Tropical Rainforest, near the Sinharaja Research Center

Ongoing experiments with spatial data from the Sinharaja area using Arcmap. We have fairly good data from the Survey Department and other sources and are now looking to effectively use it to give a spatial perspective to individual studies. Close inspection reveals issues with correctly georeferencing some of the data at a large scale.

Sinharaja has hosted several landmark ecological studies including the two decade long forest dynamics study of a 25 hectare plot by the Smithsonian Tropical Research Institute and Peradeniya University and several other notable educational institutions. A classic study on the composition and spatial organization of mixed species flocks by Sarath Kotagama and Eben Goodale from 2004 serves as a model study and journal article for OSC students. Compared to these landmark studies our fleeting encounter yields limited data. The data that we gather on the trip is useful for the students’ work but at this point is not contributing to any long term monitoring of the area.  What we are doing is getting a better sense of land use and home garden that should serve as an important evidence of patterns at this point in time.

An intriguing development in the western corner of Sinharaja is how it is being used as a location to host “reconciliation workshops” for students from all over the country.  The basic idea is to bring teenage students from government schools in the conflict affected areas in the north and east of the country and foster an appreciation of nature to help provide a more lasting peace. “Reconciliation through the Power of Nature” is facilitated by the tireless work and enlightened thinking of Professor Kotagama and the Field Ornithology Group of Sri Lanka (FOGSL) with support provided by Dilmah Conservation. Martin hosts these student-teacher groups at his lodge and there are illuminating posters illustrating the goals and outcomes of the three day workshops for Jaffna schools.

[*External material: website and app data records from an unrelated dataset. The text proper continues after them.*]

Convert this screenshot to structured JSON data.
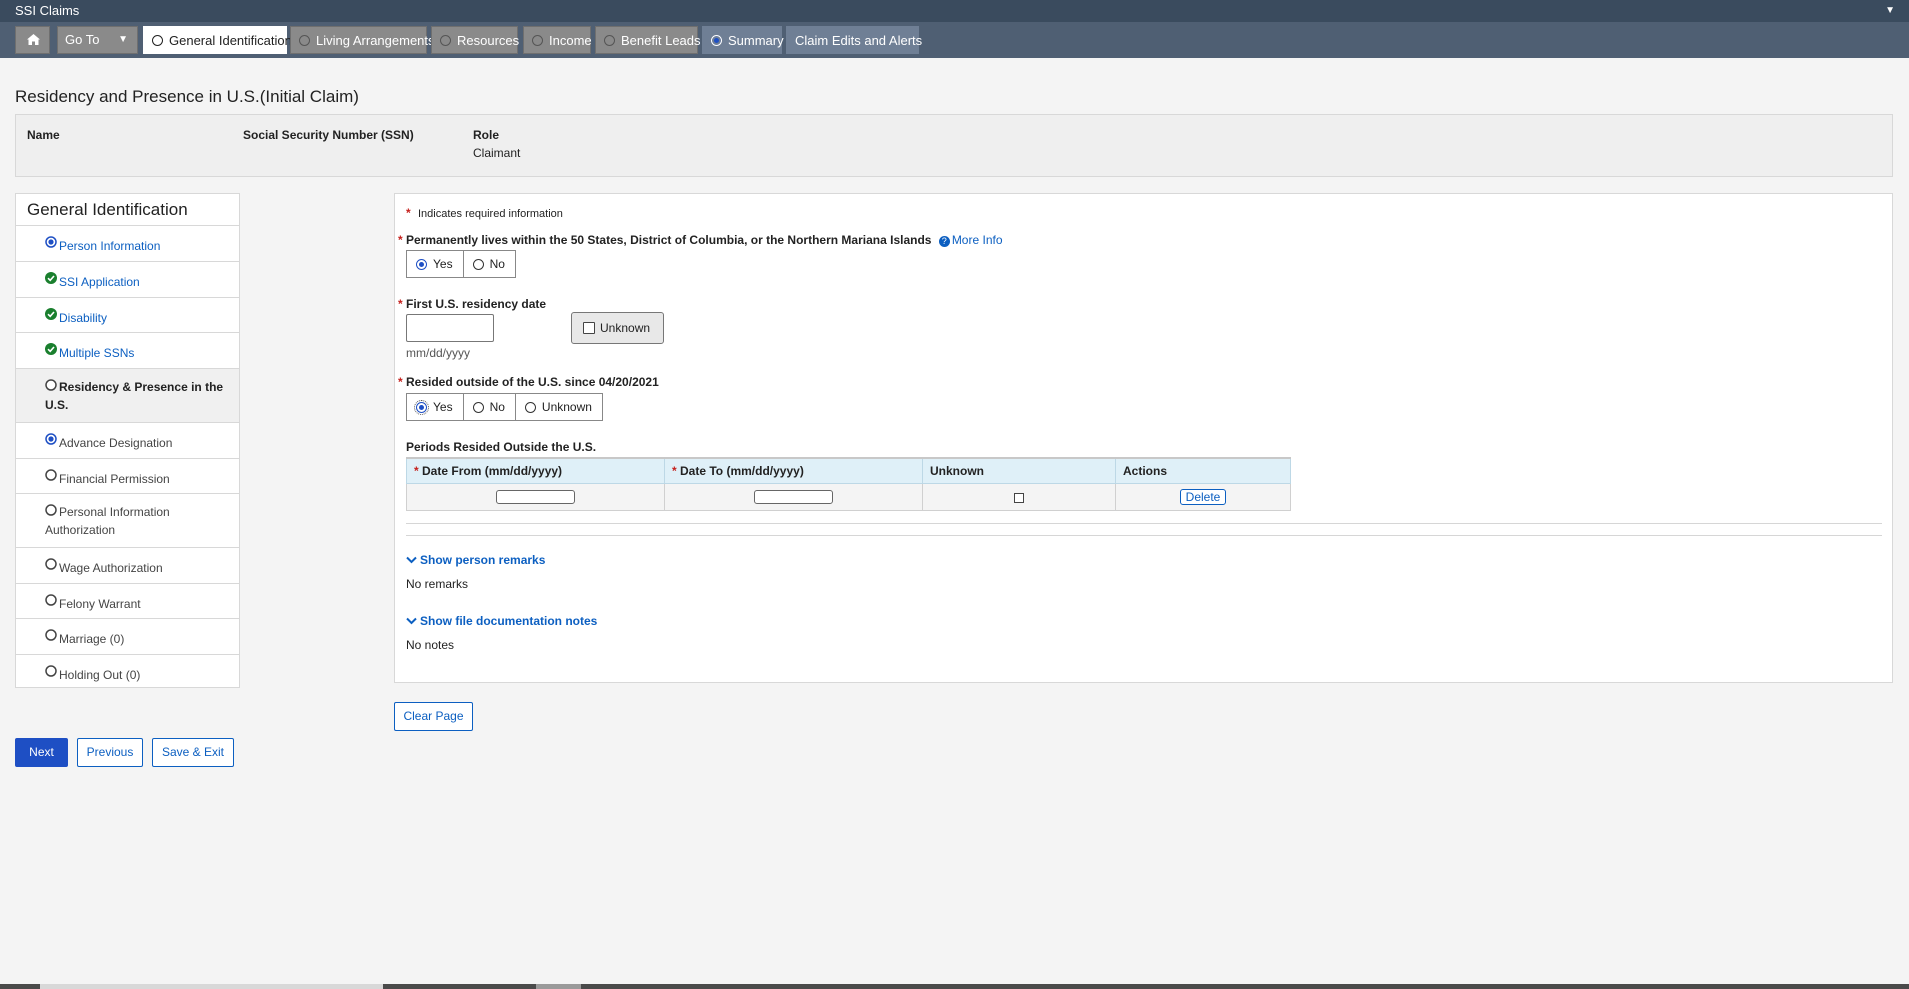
{
  "app": {
    "title": "SSI Claims"
  },
  "nav": {
    "goto_label": "Go To",
    "tabs": [
      {
        "label": "General Identification"
      },
      {
        "label": "Living Arrangements"
      },
      {
        "label": "Resources"
      },
      {
        "label": "Income"
      },
      {
        "label": "Benefit Leads"
      },
      {
        "label": "Summary"
      },
      {
        "label": "Claim Edits and Alerts"
      }
    ]
  },
  "page": {
    "heading": "Residency and Presence in U.S.(Initial Claim)"
  },
  "person": {
    "name_label": "Name",
    "ssn_label": "Social Security Number (SSN)",
    "role_label": "Role",
    "role_value": "Claimant"
  },
  "sidebar": {
    "title": "General Identification",
    "items": [
      {
        "label": "Person Information",
        "status": "selected-radio"
      },
      {
        "label": "SSI Application",
        "status": "complete-check"
      },
      {
        "label": "Disability",
        "status": "complete-check"
      },
      {
        "label": "Multiple SSNs",
        "status": "complete-check"
      },
      {
        "label": "Residency & Presence in the U.S.",
        "status": "current"
      },
      {
        "label": "Advance Designation",
        "status": "selected-radio"
      },
      {
        "label": "Financial Permission",
        "status": "empty-radio"
      },
      {
        "label": "Personal Information Authorization",
        "status": "empty-radio"
      },
      {
        "label": "Wage Authorization",
        "status": "empty-radio"
      },
      {
        "label": "Felony Warrant",
        "status": "empty-radio"
      },
      {
        "label": "Marriage (0)",
        "status": "empty-radio"
      },
      {
        "label": "Holding Out (0)",
        "status": "empty-radio"
      }
    ]
  },
  "form": {
    "required_note": "Indicates required information",
    "q1": {
      "label": "Permanently lives within the 50 States, District of Columbia, or the Northern Mariana Islands",
      "more_info": "More Info",
      "options": [
        "Yes",
        "No"
      ],
      "selected": "Yes"
    },
    "q2": {
      "label": "First U.S. residency date",
      "value": "",
      "hint": "mm/dd/yyyy",
      "unknown_label": "Unknown"
    },
    "q3": {
      "label": "Resided outside of the U.S. since 04/20/2021",
      "options": [
        "Yes",
        "No",
        "Unknown"
      ],
      "selected": "Yes"
    },
    "periods": {
      "title": "Periods Resided Outside the U.S.",
      "columns": [
        "Date From (mm/dd/yyyy)",
        "Date To (mm/dd/yyyy)",
        "Unknown",
        "Actions"
      ],
      "rows": [
        {
          "date_from": "",
          "date_to": "",
          "unknown": false,
          "action": "Delete"
        }
      ]
    },
    "remarks": {
      "toggle": "Show person remarks",
      "text": "No remarks"
    },
    "notes": {
      "toggle": "Show file documentation notes",
      "text": "No notes"
    }
  },
  "buttons": {
    "clear_page": "Clear Page",
    "next": "Next",
    "previous": "Previous",
    "save_exit": "Save & Exit"
  },
  "colors": {
    "titlebar": "#3a4b5e",
    "navbar": "#4f5f73",
    "accent": "#1e4fc4",
    "link": "#0c5fc1",
    "required": "#c5211d",
    "complete": "#1a7f2e"
  }
}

Sri Lanka/Ceylon Frogmouth (Batrachostomus moniliger). Adolescent male and adult female.

Birds and the rich diversity of Sri Lankan endemics is what first drew me to Sinharaja in 1999. During a 4 day visit with my cousin Anna we trekked all over the different paths, including Moulawella and Sinhagala, looking for mixed species flocks and using just binoculars and field guides (no cameras!). On this trip to Sinharaja I had less time for birds because of the focus on human impact and land use patterns. However, we did encounter several mixed species flocks and had delightful views of a Red Faced Malkoha (Phaenicophaeus pyrrhocephalus) and Malabar Trogon (Harpactes fasciatus) as well as the other flock members. A highlight for me was getting to observe and photograph a pair of Sri Lanka Frogmouths (Batrachostomus moniliger) on the return from our hike to Moulawella. They were located by our energetic and informed guides Dinushka, Shanta and Ratna in a thicket of tree ferns. All the students got to see the endemic Sri Lanka Green Pit Viper (Trimeresurus trigonocephalus) and a shy Hump Nosed lizard (Lyriocephalus scuatus) up close. We returned to Colombo n May 3rd with plenty of field data and experiences not to be forgotten. I was delighted with the outcomes of the trip and the knowledge that I was turning around with my family to visit the other end of Sinharaja on the next day!

Emblematic species from Sinharaja seen on the trip (clockwise from upper left): Ceylon or SL frogmouth (Batrachostomus moniliger) adolescent male and adult female, Pitcher plant (Nepenthes distillatoria) in a former pinus plantation, SL Green Pit Viper (Trimeresurus trigonocephalus) and the SL Blue Magpie (Urocissa ornata).

Rainforest emergent layer and canopy, looking southwards from Moulawella Peak after a climb up with most of the group on Thursday morning.

Study area map

OSC’s Class of 2013 Geography students at a playful final group picture after four days of productive research and fieldwork. Our host Martin is seated second from the right. Haris Dharmasiri, OSC’s lab technician par-excellence is seated on the far left while Lilani Ranasingha, our energetic female chaperone is seated on the far right.